It would be better to choose people from the ANC with a much clearer sense of the role of public broadcasting.
» The board should have three key characteristics: be incorruptible, experienced and inspired.
It is a tough combination to find all three in a single individual, which is why Parliament needs to take its time and consult widely.
» Financially astute.
All, or many, of the board members should be astute with numbers.
The broadcaster is technically bankrupt and the board needs to get it back into the black.
And when we say financially astute, this should be at the level of running multibillion-rand enterprises.
The people with ostensible financial experience on the last board really did not have hard auditing skills or experience as finance directors.

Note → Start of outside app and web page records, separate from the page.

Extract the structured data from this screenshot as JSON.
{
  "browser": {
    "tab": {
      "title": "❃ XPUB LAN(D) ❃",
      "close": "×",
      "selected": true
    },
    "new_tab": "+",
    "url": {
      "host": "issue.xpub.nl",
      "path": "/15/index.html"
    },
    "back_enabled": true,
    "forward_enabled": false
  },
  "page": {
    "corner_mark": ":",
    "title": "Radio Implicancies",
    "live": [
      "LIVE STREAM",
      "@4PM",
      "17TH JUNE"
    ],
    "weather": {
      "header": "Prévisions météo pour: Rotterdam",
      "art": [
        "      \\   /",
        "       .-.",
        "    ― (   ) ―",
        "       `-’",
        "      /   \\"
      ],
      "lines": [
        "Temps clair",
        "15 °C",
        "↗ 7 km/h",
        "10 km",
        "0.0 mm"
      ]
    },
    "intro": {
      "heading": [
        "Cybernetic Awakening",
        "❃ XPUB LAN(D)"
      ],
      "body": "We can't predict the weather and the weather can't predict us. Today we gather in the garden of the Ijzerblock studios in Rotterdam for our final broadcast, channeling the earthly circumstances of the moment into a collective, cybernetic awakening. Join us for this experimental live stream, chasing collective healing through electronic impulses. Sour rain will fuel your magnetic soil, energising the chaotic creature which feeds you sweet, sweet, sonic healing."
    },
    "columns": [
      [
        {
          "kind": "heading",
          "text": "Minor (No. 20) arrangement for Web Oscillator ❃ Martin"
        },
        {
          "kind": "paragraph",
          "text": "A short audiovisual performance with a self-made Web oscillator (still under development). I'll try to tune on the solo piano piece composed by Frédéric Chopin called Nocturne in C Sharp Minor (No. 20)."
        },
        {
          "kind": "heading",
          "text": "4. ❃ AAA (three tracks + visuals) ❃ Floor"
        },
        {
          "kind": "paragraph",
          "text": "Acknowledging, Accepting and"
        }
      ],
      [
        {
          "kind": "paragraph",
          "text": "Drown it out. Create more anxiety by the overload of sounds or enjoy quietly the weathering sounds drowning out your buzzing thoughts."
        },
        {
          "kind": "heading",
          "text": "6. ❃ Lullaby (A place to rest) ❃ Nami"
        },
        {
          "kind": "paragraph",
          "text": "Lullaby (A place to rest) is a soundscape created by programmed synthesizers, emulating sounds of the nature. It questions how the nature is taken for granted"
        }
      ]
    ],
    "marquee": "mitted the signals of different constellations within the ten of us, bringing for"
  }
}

The SABC’s finances have been run by consultants for nearly a decade now and legal fees are massively overrun.
So the incumbents will need to audit the past and plug holes quite ruthlessly.
What is the SABC about, in essence?
The excellent and competitive production of news and current affairs programmes.
Then, the SABC is about commissioning excellent public broadcasting programmes to put on its platforms (3 TV channels and 20 radio stations).
It is not a stage for political ambition, nor is it a dumping ground for old cadres, or an arm of government.
It should represent the firmament of Mzansi’s creativity and be the heartbeat of journalistic development, as well as programme-making.
It used to be this before the current era of wrack and ruin, and good leaders could return it to a place that reflects the nation and represents the best of public programming.
So, here’s our choice for people to lead it into a golden era.
As chair, we would choose Joel Netshitenzhe and as his deputy, Yacoob Abba Omar.
These two leaders completely reshaped the Government Communication and Information System from the the moribund SA Communication Service.
They are fine managers, good communicators and have standing and authority from numerous audiences.
Both are trusted by the ANC as they are sons of it, but they’re not hacks.
To get the finances right, we would choose auditing firm PricewaterhouseCooper’s chief executive, Suresh Kana, and Bheki Sibiya from the Chamber of Mines, as well as SABMiller’s Vincent Maphai.
All three are no-nonsense people who speak truth to power.
They could do the hard work of paring down the debt while finding funding envelopes for the content that must be produced.
If they are not available, billionaire Patrice Motsepe might be enticed away from Sundowns to rescue something else, while the businessman, Peter Vundla, has done an excellent job as director of the Mail & Guardian.
The board needs creative éminences grises who will not allow it to sink into the caterwauling and gossiping mess it has become.
We choose two writers and elders whom no one would dare mess with for fear of a tongue-lashing: Barbara Masekela and Njabulo Ndebele.
In most circles, Peter Matlare and Zwelakhe Sisulu (the latter sadly passed on) were recognised as two of the best post-apartheid CEOs. Matlare is now comfortably in business, but perhaps he can be enticed back to assist.
Matlare was a brain at mixing the mandates of the SABC, using the commercial services to fund the public mandate.
He made the broadcaster commercially viable and didn’t play politics.
If we accept that the core function of the SABC is to produce good content, then it needs people who know how to identify these and understand the value chain.
Our choice is varied but limited because nobody on the board must be getting work from the SABC.
So then, how about Nicola Galombik, who pioneered the SABC’s excellent educational programming?
Or Paula Fray, an esteemed journalist and trainer?
The SABC might even consider getting outside help – like Joel Kibazo, the famed Ugandan journalist who knows SA well and is a regular producer and commentator for the BBC; or Dele Olojede, a Nigerian editor based in Joburg and one of our continent’s only Pulitzer prize-winning journalists.
And, for the essential technical skills, what about former MTN boss Phuthuma Nhleko, with other people like him who could lift the broadcaster into its digital future?
The SABC should be making fine soap operas, there is no need for its board to resemble one.